That being said, once you have your headphones at a very high level, there is in fact a gain to be had by moving to a high end source. I’ve heard many CD players and DACs in the multi-thousand dollar price range, and in my humble opinion the sweet spot lies well south of the $5,000 range. When sub-$2k gear is able to match or exceed the absolute best equipment from just a few years back, it is hard to argue the value of the higher priced units. Granted, I haven’t heard everything out there, and I do make somewhat of an exception for the $4k Resonessence Invicta. But aside from that none of the new megabuck offerings from the likes of Chord, Mark Levinson, or Esoteric have been able to stir my soul as much as the humble sub $2k offerings from Violectric, Anedio, and Audio GD. I’m sure there are folks out there who would disagree with me but that’s just the way I hear it.

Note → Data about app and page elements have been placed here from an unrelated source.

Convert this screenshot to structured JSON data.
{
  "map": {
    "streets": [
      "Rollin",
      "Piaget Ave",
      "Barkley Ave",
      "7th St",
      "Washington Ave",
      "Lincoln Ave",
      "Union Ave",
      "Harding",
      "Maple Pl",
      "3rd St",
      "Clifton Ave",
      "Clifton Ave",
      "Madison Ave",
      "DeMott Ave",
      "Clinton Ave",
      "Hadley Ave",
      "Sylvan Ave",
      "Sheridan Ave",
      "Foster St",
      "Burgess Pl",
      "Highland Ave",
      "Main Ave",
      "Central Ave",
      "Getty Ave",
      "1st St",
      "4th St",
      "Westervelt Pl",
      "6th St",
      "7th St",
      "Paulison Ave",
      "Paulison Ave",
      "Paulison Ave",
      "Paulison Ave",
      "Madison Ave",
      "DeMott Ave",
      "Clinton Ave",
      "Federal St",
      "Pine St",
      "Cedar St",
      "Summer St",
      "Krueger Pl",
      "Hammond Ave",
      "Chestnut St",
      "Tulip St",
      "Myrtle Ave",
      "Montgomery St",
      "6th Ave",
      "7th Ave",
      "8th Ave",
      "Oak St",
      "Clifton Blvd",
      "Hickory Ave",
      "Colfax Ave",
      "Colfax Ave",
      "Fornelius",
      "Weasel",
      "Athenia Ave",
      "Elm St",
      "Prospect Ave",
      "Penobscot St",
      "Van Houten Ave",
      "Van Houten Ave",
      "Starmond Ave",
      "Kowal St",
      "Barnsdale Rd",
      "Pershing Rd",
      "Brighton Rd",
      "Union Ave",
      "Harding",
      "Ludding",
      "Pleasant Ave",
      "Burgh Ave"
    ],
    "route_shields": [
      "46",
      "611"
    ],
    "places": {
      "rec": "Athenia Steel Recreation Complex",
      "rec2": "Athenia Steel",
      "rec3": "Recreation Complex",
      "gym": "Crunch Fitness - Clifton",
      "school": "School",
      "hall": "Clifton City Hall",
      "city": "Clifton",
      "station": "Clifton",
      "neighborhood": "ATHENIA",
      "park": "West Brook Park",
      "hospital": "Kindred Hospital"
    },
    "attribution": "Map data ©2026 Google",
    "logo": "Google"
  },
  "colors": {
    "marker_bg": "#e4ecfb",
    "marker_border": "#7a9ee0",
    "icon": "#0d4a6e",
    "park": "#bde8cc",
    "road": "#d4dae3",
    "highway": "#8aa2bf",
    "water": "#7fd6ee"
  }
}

There’s not really much left to be said about the Violectric V800. It is a stunning performer, with a clean transparent sound that is very much above the level of most similarly priced competitors. It makes a perfect foundation for the V200 amp, really getting out of the way and letting the music shine through as it was recorded. But it also pairs quite well with my Analog Design Labs tube amp, so a matching amp is by no means a requirement. If you are looking for a highly detailed and transparent sound that does not editorialize, the Violectric V800 has my top recommendation.
Edited by project86 - 10/3/11 at 1:12pm